▶ **Provided entries**

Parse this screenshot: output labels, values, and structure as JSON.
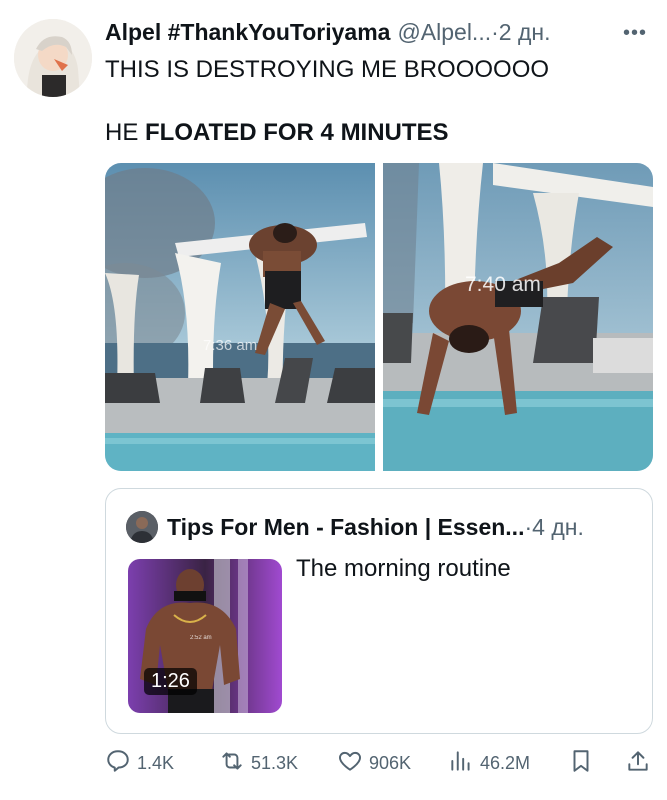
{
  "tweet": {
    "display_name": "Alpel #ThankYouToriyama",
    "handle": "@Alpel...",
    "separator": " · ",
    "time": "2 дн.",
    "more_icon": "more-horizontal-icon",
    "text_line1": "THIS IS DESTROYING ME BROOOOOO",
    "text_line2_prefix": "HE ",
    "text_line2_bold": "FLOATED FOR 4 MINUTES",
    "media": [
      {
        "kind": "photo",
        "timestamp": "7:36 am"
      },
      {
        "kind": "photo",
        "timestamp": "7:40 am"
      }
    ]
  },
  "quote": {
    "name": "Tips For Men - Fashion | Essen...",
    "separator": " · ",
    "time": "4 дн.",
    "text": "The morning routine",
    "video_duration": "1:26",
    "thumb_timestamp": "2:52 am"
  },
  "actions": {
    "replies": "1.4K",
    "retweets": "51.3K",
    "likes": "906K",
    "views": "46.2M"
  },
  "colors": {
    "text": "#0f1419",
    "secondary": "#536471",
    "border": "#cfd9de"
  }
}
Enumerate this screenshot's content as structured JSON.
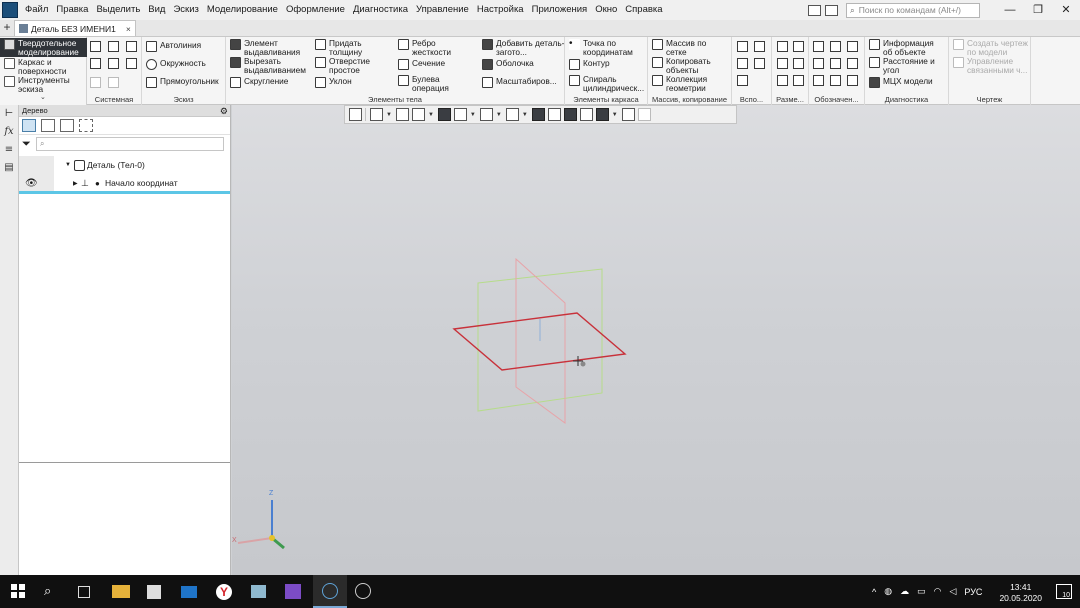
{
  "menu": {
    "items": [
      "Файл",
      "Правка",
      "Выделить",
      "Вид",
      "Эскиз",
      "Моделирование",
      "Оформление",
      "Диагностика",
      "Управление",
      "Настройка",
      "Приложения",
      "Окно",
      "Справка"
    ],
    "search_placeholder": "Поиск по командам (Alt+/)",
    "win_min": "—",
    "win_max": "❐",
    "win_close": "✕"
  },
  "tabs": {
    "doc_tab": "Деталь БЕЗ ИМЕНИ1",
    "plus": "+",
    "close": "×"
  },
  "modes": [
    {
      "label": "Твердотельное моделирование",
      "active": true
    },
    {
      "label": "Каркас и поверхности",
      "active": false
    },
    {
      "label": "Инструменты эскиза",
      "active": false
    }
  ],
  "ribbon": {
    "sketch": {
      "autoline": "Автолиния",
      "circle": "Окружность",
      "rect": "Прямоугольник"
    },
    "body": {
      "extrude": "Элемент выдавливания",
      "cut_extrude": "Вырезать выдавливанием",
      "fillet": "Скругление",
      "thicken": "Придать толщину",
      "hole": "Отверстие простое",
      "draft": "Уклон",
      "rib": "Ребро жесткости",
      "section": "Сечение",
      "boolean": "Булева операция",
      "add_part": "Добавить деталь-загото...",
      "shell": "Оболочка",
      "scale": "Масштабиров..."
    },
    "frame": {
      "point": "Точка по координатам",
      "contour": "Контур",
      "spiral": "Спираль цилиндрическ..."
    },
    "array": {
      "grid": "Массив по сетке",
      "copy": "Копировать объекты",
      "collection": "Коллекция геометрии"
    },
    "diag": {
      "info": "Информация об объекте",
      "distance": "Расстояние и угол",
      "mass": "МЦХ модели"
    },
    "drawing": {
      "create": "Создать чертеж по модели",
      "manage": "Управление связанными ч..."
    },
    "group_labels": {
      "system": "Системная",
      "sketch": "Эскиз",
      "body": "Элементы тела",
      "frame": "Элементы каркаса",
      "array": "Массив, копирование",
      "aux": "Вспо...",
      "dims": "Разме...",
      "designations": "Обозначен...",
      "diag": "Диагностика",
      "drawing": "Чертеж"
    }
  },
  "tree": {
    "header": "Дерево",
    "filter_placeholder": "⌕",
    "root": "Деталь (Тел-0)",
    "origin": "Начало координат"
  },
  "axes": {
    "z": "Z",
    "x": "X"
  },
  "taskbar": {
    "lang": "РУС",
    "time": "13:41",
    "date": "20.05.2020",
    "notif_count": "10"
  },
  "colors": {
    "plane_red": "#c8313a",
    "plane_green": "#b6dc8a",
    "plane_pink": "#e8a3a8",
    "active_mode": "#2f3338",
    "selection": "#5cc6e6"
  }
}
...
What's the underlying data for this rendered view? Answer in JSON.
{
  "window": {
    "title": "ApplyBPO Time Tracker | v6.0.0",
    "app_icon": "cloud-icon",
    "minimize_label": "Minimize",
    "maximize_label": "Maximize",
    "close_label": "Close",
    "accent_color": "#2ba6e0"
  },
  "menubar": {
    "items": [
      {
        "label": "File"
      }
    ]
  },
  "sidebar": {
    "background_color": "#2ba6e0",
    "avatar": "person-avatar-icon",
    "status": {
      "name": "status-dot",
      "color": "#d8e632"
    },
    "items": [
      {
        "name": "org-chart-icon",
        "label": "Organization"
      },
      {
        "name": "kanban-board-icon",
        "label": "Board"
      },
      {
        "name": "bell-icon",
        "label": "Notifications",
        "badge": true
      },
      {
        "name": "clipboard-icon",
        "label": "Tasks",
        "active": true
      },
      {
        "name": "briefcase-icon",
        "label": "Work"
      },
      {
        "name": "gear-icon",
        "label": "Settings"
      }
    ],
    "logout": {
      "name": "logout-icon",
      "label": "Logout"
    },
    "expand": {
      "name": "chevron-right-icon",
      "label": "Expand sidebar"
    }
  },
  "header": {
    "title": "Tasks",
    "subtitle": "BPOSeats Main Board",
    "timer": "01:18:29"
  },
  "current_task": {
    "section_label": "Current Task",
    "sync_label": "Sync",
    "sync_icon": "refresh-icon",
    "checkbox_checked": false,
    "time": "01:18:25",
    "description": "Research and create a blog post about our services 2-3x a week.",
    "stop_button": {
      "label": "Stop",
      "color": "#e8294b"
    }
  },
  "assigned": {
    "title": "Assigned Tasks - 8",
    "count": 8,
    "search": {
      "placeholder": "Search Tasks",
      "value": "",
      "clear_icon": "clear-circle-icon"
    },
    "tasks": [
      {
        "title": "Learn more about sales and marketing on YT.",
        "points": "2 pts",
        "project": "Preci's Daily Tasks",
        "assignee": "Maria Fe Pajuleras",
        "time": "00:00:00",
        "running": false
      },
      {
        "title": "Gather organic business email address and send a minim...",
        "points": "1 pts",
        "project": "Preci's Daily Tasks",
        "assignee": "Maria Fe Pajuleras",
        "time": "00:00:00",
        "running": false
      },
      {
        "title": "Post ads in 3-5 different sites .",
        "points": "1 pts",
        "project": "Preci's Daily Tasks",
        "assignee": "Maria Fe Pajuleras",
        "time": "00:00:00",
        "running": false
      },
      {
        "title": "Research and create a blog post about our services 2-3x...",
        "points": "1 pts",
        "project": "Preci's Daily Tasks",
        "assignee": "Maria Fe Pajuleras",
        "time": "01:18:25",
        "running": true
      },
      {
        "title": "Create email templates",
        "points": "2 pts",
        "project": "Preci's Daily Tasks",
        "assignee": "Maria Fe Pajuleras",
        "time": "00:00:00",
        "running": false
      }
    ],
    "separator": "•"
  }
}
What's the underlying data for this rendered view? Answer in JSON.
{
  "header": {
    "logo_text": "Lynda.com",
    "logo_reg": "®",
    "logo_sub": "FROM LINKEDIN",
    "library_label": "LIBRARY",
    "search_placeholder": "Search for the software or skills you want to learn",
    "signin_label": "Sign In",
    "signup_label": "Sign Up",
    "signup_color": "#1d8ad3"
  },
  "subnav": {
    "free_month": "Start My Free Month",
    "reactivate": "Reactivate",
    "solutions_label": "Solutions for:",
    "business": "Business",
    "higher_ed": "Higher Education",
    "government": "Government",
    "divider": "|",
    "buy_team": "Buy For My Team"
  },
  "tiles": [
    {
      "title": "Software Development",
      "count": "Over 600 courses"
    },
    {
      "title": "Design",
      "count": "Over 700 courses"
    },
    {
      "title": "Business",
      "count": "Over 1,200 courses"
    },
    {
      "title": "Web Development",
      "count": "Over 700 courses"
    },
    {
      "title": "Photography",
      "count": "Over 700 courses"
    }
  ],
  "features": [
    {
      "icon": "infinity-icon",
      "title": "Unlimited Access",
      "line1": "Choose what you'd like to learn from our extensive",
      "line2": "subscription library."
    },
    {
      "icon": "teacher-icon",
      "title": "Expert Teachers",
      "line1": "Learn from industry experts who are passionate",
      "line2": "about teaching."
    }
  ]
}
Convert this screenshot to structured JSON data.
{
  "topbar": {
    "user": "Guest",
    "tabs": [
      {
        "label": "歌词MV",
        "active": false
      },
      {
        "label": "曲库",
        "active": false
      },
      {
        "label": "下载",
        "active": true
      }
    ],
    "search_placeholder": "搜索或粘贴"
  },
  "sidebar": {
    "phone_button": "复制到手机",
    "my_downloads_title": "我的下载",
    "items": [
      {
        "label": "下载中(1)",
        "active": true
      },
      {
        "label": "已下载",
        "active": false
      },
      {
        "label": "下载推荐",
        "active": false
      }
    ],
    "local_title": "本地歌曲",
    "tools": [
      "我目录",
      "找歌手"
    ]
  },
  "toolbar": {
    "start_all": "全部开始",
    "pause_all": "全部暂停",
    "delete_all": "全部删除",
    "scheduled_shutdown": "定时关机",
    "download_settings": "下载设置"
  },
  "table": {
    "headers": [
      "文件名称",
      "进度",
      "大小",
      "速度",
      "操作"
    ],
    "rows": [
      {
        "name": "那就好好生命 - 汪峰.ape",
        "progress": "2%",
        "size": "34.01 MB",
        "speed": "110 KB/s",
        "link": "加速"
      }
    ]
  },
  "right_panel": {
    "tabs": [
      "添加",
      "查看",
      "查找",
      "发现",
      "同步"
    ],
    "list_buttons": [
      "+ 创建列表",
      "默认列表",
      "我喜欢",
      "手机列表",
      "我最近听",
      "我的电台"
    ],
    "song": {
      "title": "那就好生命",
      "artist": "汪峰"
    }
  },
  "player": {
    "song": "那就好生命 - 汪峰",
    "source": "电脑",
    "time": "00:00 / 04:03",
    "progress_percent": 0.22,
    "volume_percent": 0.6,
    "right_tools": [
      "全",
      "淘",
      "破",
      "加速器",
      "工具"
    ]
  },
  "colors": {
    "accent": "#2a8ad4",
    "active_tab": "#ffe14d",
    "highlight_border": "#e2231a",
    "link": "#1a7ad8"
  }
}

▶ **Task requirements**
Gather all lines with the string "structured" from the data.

▶ **Solution**
Enumerate this screenshot's content as structured JSON.
Convert this screenshot to structured JSON data.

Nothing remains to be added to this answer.